The pizza restaurant and delivery brand is exploring the potential for new channels and formats, including pizza by the slice

Papa Johns is looking to set out its roadmap for the next three to five years, following a reshuffle of its leadership team and a period of altered consumer behaviour, Lee Reed, senior director of operations tells MCA.

At close to 500 UK stores the pizza restaurant and delivery business may be a long way off competitor Domino’s in terms of scale, but it is a sizeable brand in the sector and determined to grow its estate, boost its brand appeal and maximise the performance of its existing footprint.
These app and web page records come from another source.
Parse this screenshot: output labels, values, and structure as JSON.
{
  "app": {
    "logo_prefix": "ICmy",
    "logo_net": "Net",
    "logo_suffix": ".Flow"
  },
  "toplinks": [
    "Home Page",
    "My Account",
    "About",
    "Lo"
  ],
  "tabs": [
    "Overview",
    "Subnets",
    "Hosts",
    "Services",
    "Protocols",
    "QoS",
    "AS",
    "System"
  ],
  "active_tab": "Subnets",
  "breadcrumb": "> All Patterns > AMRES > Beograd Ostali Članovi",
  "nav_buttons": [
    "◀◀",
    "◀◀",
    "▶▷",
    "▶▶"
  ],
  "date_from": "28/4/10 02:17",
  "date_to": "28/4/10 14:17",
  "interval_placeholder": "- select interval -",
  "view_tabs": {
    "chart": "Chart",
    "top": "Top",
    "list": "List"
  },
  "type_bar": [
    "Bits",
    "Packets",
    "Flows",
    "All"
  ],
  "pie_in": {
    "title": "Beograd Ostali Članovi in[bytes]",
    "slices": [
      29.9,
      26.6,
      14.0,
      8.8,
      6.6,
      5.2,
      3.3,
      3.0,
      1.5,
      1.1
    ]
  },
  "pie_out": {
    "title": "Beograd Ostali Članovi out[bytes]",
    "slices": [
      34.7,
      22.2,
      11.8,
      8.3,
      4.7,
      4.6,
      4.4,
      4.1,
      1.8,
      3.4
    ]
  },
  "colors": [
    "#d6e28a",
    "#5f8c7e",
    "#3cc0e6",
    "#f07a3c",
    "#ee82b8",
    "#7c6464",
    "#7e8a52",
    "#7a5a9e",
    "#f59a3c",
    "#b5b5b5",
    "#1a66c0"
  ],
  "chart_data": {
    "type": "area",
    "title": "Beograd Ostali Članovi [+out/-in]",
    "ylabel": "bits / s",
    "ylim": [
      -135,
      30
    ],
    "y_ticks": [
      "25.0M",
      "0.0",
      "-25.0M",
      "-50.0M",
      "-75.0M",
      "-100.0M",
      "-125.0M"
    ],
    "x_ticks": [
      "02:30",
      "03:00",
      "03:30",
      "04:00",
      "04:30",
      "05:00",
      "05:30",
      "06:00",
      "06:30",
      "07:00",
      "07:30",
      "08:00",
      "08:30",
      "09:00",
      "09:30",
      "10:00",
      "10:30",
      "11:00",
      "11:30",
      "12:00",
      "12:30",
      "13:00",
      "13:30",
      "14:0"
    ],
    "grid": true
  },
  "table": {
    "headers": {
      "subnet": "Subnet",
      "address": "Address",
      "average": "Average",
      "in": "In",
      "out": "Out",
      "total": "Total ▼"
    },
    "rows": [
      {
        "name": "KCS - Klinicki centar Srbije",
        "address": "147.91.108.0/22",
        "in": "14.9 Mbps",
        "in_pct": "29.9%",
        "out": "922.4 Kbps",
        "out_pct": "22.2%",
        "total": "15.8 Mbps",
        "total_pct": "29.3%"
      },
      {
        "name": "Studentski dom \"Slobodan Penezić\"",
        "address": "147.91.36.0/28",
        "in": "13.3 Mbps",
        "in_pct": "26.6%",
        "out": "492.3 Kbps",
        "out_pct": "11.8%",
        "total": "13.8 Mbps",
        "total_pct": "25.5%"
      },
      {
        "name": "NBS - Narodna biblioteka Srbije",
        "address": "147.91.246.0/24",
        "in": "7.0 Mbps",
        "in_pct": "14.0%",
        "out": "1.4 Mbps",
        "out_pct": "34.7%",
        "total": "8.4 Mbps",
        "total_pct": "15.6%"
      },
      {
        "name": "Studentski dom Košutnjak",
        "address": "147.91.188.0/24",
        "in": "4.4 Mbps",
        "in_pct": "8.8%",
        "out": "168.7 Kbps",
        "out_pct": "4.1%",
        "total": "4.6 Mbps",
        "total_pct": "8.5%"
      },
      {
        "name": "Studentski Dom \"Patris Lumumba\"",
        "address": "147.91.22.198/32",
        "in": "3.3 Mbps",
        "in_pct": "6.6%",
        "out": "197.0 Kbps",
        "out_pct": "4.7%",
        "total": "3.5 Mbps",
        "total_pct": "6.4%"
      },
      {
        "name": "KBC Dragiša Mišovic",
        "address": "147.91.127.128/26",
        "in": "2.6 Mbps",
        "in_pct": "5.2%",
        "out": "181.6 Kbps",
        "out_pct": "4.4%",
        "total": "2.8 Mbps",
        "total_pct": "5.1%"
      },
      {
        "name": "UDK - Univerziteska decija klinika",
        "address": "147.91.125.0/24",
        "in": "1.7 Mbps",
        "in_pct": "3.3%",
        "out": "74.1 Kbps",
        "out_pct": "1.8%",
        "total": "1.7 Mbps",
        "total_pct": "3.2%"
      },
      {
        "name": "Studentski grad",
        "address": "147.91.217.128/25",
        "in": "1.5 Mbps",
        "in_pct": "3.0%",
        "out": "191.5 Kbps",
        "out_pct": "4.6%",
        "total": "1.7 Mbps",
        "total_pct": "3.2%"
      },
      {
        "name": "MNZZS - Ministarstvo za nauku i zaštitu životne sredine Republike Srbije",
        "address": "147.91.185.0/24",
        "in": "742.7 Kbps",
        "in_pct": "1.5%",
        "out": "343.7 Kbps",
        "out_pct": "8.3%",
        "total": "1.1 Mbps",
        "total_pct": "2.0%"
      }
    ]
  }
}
Like other QSR and delivery-based businesses, the pandemic actually resulted in two significant years from a positive trading perspective, which was then proceeded by a year of high inflation and, to some extent, a shift from consumers back to dining in, Reed explains.

“Last year was a little more challenging for us – we clearly saw some headwinds on inflation – but we are starting to see some real optimism again with a shift back into some of the delivery channels. We are opening new stores and equally starting to build transaction growth in our estate as well.”

Joining in October 2022, Reed had previously been director of franchise operations at KFC, spending nine years at the fast food brand. Other new hires include Rebecca Rose – previously head of marketing at Domino’s – who joined as senior director of marketing in November and Rob Beattie, its new senior director technology and digital – also previously at Domino’s.

The new team is now setting to work on how it can take the successes it has had in the past and build on them. “How do we evolve and develop both organically and inorganically […] and hopefully come out of some of these trading headwinds in a stronger and better position in order to drive longer term and sustainable growth?”

Papa Johns new look branding

Tech is a key focus area for the brand. Around 80% of its transactions currently come through the delivery channel – either via the web, its app, or the aggregators it partners with. As part of a current project to upgrade its customer journey, Papa Johns is in the process of updating its website, with the aim of creating a more user-friendly experience from end to end. It is also developing a new app to improve the user experience and make the offers and deals it has available more visible to the customer, he explains.

The business is finding that customers are generally more value conscious, so it has reduced a lot of the prices of its small, medium and large pizzas in a special deal for January. “We are also looking at what deals we can offer to ensure customers are getting the best value for money,” Reed explains. “Even brands that never used to look at value conscious deals, like Pret, are now doing so – we know it’s front of mind for consumers.”

The UK is also working closely with its US business, and with its franchisees – it has around 80 across the estate – to help them navigate the current cost challenges, with some of the initiatives it has employed including energy cooperatives, whereby its partners can club together and reduce the amount they are paying by building up economies of scale. It’s also putting in a number of work streams focused on cost engineering, particularly in Reed’s area of operations.

As part of its work on improving the customer journey Papa Johns is looking at how it can improve its customer recovery process when things do go wrong. “I think we have an opportunity to really elevate that experience for customers who maybe haven’t had a great experience, and win them back.” This includes how the use of AI and chatbots can be used in the customer recovery process, as well as for general queries.

Vegan pizza jan 21 1

The pizza restaurant and delivery business is also in the process of reviewing its restaurant design. While it began rolling out its new logo last spring – sans the previously used possessive apostrophe – the business is keen to undergo an upgrade programme across the estate and is working with its team in the US on a new look for the stores, which is close to being signed off, he says.

“We want to make sure this is a 21st century solution for consumers and deliver what they would expect from a brand of our size and scale, particularly in a competitive market where retail atmospherics and store design need to have a point of differentiation,” he explains.

While targets for store openings haven’t been finalised yet, Reed says Papa Johns has ambitious plans for growth, but that it is also looking to review the current estate in order to try and maximise its potential, whether that’s through marketing penetration or by driving an even better operational and customer experience.

In terms of new openings, one area that has been a particular success for the brand is its partnership with Haven, with the brand now present at 29 of its holiday parks across the UK. Papa Johns delivered its first modular pod to the holiday park operator’s Riviere Sands resort in Cornwall, last September, as part of a new initiative designed to offer flexible franchise opportunities.

Papa John's

Reed says the business is looking to amplify where it has some of those asset types that have turned out to be a great commercial success and it is exploring at how it expands in the holiday park market even further.

“We are also considering how we maximise the efficiencies of the footprint we have. Could we make smaller stores but with better trading hours, in different trade zones to maximise the accessibility of the brand for consumers, certainly in urban areas?”

The business is also looking at different asset formats, and other products they could potentially look at. While probably not on the horizon for this year, “clearly pizza by the slice is a consideration”, Reed says. “We want to consider some of those higher footfall areas where you get passing trade but not everybody wants to have a big pizza at lunchtime.”

With a relatively new leadership team, all ideas are effectively on the table, but Papa Johns needs to make sure when it does dip its toe into new arenas, that it makes the right call on what initiatives to progress, he says. “It’s a really exciting time for the brand.”